And it doesn’t help that some IT vendors love slapping a hot buzzword on whatever technology they’re selling. With a term as fuzzy as virtualization, it’s no wonder it seems to be everywhere — and mean nothing.

But the reason virtualization is so fuzzy is that it’s not a technology. It’s really just the idea that we don’t want anything — users or hardware or software — connecting directly with anything else.

We only want them dealing with an abstraction — the “virtual” version of a server or memory architecture or database. That way, we can change what’s on the other side of the virtualization curtain, adding computing resources or reconfiguring server farms or redirecting storage, without having to rebuild from scratch.

We’re already hip-deep in virtualization. The concept has been around for decades, and IT products that use it are nothing new. Even in the most conservative of IT shops, we deploy VPNs, operating systems with virtual memory, and relational databases with virtual rows and columns.

Then why do we call it overhyped new tech? Because it was vendors that got on the virtual bandwagon years ago, not us. They’re the ones that have been moving things around behind that virtual curtain. And not all vendors — just the ones it made business sense for, like CPU and data­base vendors.

Now it’s our turn to go virtual. Not because it’s easy or convenient — when was anything in IT ever easy or convenient? — but because it’s the only way we can move fast enough to do what users need.

When they need more server power for applications, we have to be able to deliver it immediately. Otherwise, they lose business.

When they need more storage, they want us to re-architect our disk farms. By the time we’re done, the opportunity is gone.

When they need more flexibility or security or capability, being able to move fast is a real advantage.

That’s what virtualization can deliver.

If we can figure it out.

And we’ll only figure it out one piece at a time.

That’s why 2008 needs to be the Year of Virtualization. We have to start somewhere, and this is the year to choose where — and wrap our brains around the whole virtualization idea.

Maybe that means virtualizing servers, identifying how to set them up so that instead of just putting one application per server, we can parcel out processor power by the pound.

Or maybe it will mean virtualizing storage — figuring out how we can ramp up disk space as quickly as we can link new hardware.

More likely it’ll be something as simple as redirecting “My Documents” on each Windows PC to store files on a server instead of the local disk drive. That makes backups easier, improves security and gets users back up and running faster when their machines crash. It’s also the kind of sweet spot that makes virtualization pay off right away as we simultaneously master the concept.

That may not sound like much progress. But it’s a first step — and 2008 is the year to take it.

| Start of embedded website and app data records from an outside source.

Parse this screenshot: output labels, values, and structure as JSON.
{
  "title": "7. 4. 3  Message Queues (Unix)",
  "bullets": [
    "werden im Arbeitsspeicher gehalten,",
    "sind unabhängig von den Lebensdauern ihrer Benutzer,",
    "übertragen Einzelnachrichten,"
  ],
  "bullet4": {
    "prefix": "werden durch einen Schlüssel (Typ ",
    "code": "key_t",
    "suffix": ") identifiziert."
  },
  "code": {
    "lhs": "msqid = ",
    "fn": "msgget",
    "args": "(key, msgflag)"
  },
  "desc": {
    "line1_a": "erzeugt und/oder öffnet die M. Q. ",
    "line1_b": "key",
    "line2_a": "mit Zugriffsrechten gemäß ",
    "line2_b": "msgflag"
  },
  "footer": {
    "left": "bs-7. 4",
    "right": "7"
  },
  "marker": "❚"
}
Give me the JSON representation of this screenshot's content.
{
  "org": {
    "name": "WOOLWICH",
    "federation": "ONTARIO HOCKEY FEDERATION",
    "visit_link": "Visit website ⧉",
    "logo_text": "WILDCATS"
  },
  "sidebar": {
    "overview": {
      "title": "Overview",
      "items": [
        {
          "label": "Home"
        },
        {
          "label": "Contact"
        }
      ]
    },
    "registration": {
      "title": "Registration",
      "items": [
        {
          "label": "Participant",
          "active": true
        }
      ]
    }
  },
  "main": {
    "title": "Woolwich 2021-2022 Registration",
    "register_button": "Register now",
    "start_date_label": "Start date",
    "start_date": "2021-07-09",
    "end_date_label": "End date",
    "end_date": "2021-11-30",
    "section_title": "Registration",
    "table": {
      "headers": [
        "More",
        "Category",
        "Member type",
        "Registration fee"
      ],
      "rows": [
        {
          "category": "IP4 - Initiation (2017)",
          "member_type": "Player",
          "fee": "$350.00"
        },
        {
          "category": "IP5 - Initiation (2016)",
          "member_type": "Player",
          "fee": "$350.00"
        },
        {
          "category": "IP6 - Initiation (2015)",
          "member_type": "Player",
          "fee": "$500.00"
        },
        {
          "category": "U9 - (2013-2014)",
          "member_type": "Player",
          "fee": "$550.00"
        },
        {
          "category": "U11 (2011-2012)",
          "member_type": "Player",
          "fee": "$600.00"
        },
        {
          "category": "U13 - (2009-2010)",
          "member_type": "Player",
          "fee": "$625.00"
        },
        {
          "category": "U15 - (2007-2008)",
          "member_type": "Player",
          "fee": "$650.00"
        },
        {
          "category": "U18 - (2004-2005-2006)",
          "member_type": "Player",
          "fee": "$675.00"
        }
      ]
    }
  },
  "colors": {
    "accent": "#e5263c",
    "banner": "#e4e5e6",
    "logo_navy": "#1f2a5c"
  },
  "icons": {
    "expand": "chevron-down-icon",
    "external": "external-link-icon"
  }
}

ComputerWorld columnist Mark Hall disagrees, read his response and the original article, here.

Published Monday, December 31, 2007 11:00 AM by David Marshall
Filed under:
Comments
There are no comments for this post.
To post a comment, you must be a registered user. Registration is free and easy! Sign up now!
top25
Calendar
<December 2007>
SuMoTuWeThFrSa
2526272829301
2345678
9101112131415
16171819202122
23242526272829
303112345